Guyana: indigenous peoples continue to be left out

During May, the Norwegian Government announced that it had signed a Memorandum of Understanding with the Government of Guyana to contribute US$230 million towards the country's Low Carbon Development Strategy (LCDS). It only remained to be decided which financial agency would act as the intermediary with the fiduciary responsibility to make sure the monies were handed over with due care. Would this be the World Bank and what standards would the World Bank follow to supply this money?

Cameroon: The Committee for the Elimination of Racial Discrimination recommends adoption of a law to protect the rights of indigenous peoples

At its 76th session held between 15 February and 12 March 2010, the Committee for the Elimination of Racial Discrimination (CERD) examined Cameroon's 15th to 18th periodic reports. Numerous violations of indigenous peoples' rights (particularly those of the Baka, Bakola, Bagyeli and Bedzang people) had been raised in an earlier report submitted to the Committee by a network of NGOs from Cameroon. The information communicated by civil society informed the dialogue between the Committee and the Cameroonian State. The Committee then issued a series of recommendations pertaining to the situation of the Baka, Bakola, Bagyeli and Bedzang peoples in Cameroon, which included the right to education, access to justice and safety in protected areas.

Press Release Guyana - Indigenous leaders harassed for exercising their constitutional rights; criticized for demanding respect for their inherent land rights

Indigenous leaders, who chose to exercise their right to free speech as guaranteed in the Constitution of Guyana, are now being targeted by the government as a direct result of the public statement by participants at the Workshop on Indigenous Peoples' Rights, Extractive Industries and National Development Policies in Guyana. (See the public statement under related reports)Press Release issued by the Amerindian Peoples Association (APA)

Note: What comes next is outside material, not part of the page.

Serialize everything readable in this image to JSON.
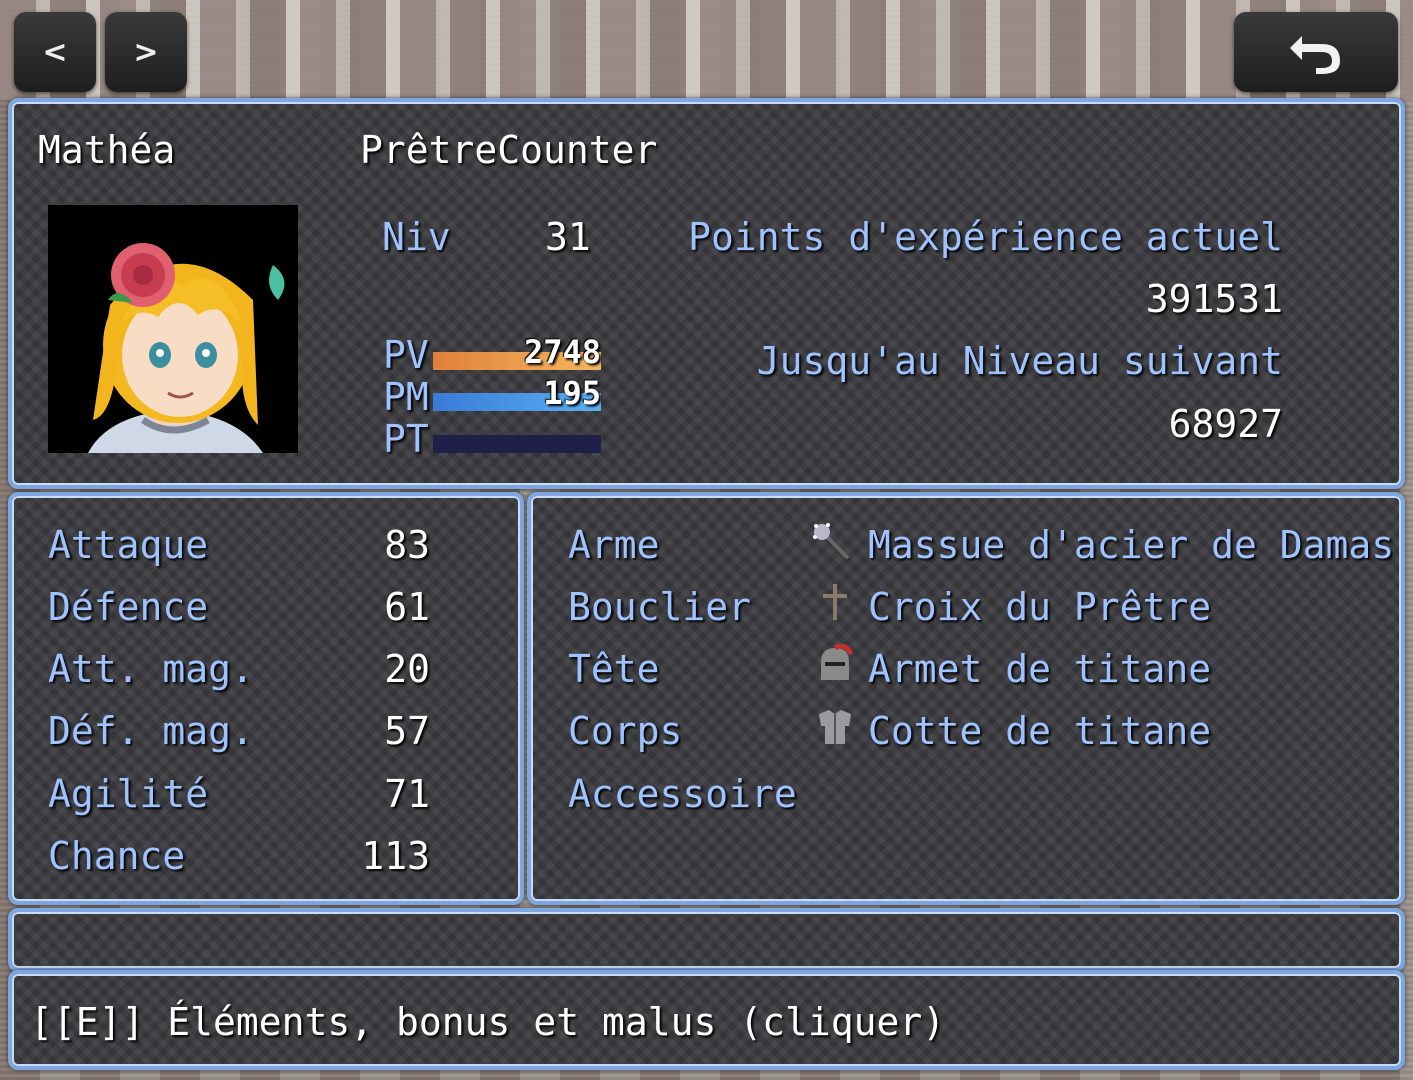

Press Release - Guyana - Indigenous Peoples Demand Action on Land Rights, Consent Issues

At a week-long workshop on 'Indigenous Peoples' Rights, Extractive Industries and National Development Policies in Guyana' from 2-8 March 2010, the topics covered were: indigenous peoples' right to free, prior and informed consent (FPIC) and the extractive sector, the Government of Guyana's recent Low Carbon Development Strategy (LCDS) and REDD+ policies. Amerindian leaders shared their experiences of both public-sector and private development projects and proposals within their territories.

Ugandan Batwa meet with government leaders in Kampala

In December 2009, the Batwa community in south-west Uganda and their own representative organisation, the United Organisation of Batwa Development in Uganda (UOBDU), continued their efforts to secure their rights by holding a series of meetings with local and national level government representatives.

Kenya - Protected area violates indigenous peoples' rights says African Commission

A 'landmark' decision of the African Commission on Human and Peoples' Rights has affirmed the right of the Endorois pastoralists of Kenya to own their customary lands and to 'free, prior and informed consent', rights which were violated when they were removed from a protected area. The decision invokes the UN Declaration on the Rights of Indigenous Peoples and draws on the findings of the Inter-American Court of Human Rights.

Indigenous lands of Raposa Serra do Sol in Brazil: continued need for urgent action

The Conselho Indígena de Roraima, Rainforest Foundation US and Forest Peoples Programme (FPP) submitted an update to the Office of the United Nations High Commissioner for Human Rights (OHCHR) Committee on the Elimination of Racial Discrimination (CERD) in January 2010, following their request for urgent action of July 2009. The update reports that indigenous peoples' rights in Brazil are being seriously threatened and that the Brazilian government has still failed to provide a full account of the status of the violent attacks against the indigenous peoples of Raposa, as requested by CERD.

Read submission update to CERD

Read all documents related to Raposa Serra do Sol